[Opening Record extracts section]

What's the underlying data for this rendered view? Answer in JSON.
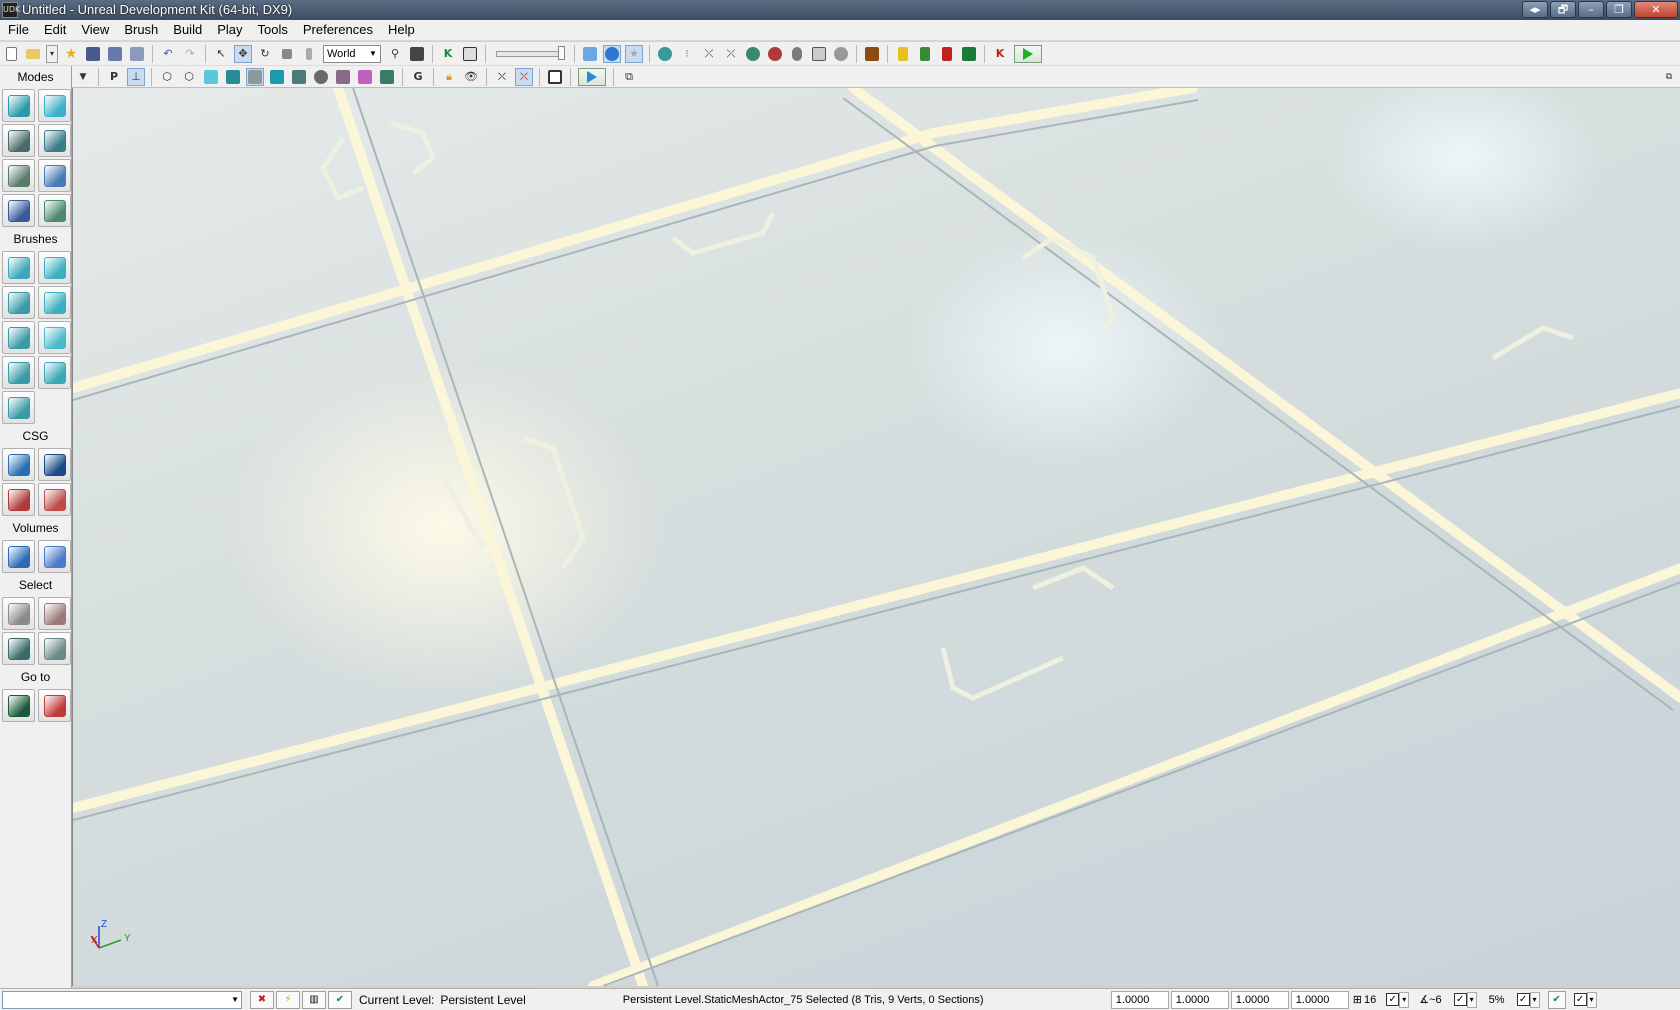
{
  "window": {
    "title": "Untitled - Unreal Development Kit (64-bit, DX9)",
    "app_icon": "UDK",
    "buttons": [
      "◂▸",
      "🗗",
      "–",
      "❐",
      "✕"
    ]
  },
  "menu": [
    "File",
    "Edit",
    "View",
    "Brush",
    "Build",
    "Play",
    "Tools",
    "Preferences",
    "Help"
  ],
  "toolbar": {
    "coordinate_system": "World"
  },
  "sidebar": {
    "sections": [
      {
        "title": "Modes",
        "buttons": [
          {
            "name": "camera-mode-icon",
            "color": "#2a9aa8"
          },
          {
            "name": "geometry-mode-icon",
            "color": "#3bb0c8"
          },
          {
            "name": "terrain-mode-icon",
            "color": "#4a6a6a"
          },
          {
            "name": "texture-align-icon",
            "color": "#3a7a8a"
          },
          {
            "name": "mesh-paint-icon",
            "color": "#5a7a6a"
          },
          {
            "name": "static-mesh-mode-icon",
            "color": "#4a7ab8"
          },
          {
            "name": "landscape-mode-icon",
            "color": "#3a5a9a"
          },
          {
            "name": "foliage-mode-icon",
            "color": "#4a8a6a"
          }
        ]
      },
      {
        "title": "Brushes",
        "buttons": [
          {
            "name": "cube-brush-icon",
            "color": "#3aa8b8"
          },
          {
            "name": "cone-brush-icon",
            "color": "#3ab0c0"
          },
          {
            "name": "curved-stair-brush-icon",
            "color": "#3a9aa8"
          },
          {
            "name": "cylinder-brush-icon",
            "color": "#3ab0c0"
          },
          {
            "name": "linear-stair-brush-icon",
            "color": "#3a9aa8"
          },
          {
            "name": "sheet-brush-icon",
            "color": "#4abac8"
          },
          {
            "name": "spiral-stair-brush-icon",
            "color": "#3a9aa8"
          },
          {
            "name": "sphere-brush-icon",
            "color": "#3aa8b8"
          },
          {
            "name": "volumetric-brush-icon",
            "color": "#3a9aa8"
          }
        ]
      },
      {
        "title": "CSG",
        "buttons": [
          {
            "name": "csg-add-icon",
            "color": "#2a70b0"
          },
          {
            "name": "csg-subtract-icon",
            "color": "#1a4a8a"
          },
          {
            "name": "csg-intersect-icon",
            "color": "#b03a3a"
          },
          {
            "name": "csg-deintersect-icon",
            "color": "#c04a4a"
          }
        ]
      },
      {
        "title": "Volumes",
        "buttons": [
          {
            "name": "add-volume-icon",
            "color": "#2a6ab8"
          },
          {
            "name": "volume-list-icon",
            "color": "#4a7ac8"
          }
        ]
      },
      {
        "title": "Select",
        "buttons": [
          {
            "name": "show-selected-icon",
            "color": "#8a8a8a"
          },
          {
            "name": "hide-selected-icon",
            "color": "#9a7a7a"
          },
          {
            "name": "select-inside-icon",
            "color": "#3a6a6a"
          },
          {
            "name": "invert-selection-icon",
            "color": "#6a8a8a"
          }
        ]
      },
      {
        "title": "Go to",
        "buttons": [
          {
            "name": "goto-actor-icon",
            "color": "#1a5a3a"
          },
          {
            "name": "goto-builder-brush-icon",
            "color": "#c03a3a"
          }
        ]
      }
    ]
  },
  "viewport": {
    "axis_labels": {
      "x": "X",
      "z": "Z",
      "y": "Y"
    }
  },
  "statusbar": {
    "current_level_label": "Current Level:",
    "current_level_value": "Persistent Level",
    "selection_info": "Persistent Level.StaticMeshActor_75 Selected (8 Tris, 9 Verts, 0 Sections)",
    "drag_grid_values": [
      "1.0000",
      "1.0000",
      "1.0000",
      "1.0000"
    ],
    "grid_size": "16",
    "rotation_snap": "6",
    "scale_snap": "5%"
  }
}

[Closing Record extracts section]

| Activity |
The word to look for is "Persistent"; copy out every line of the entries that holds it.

| Solution for this task |
    "current_level_value": "Persistent Level",
    "selection_info": "Persistent Level.StaticMeshActor_75 Selected (8 Tris, 9 Verts, 0 Sections)",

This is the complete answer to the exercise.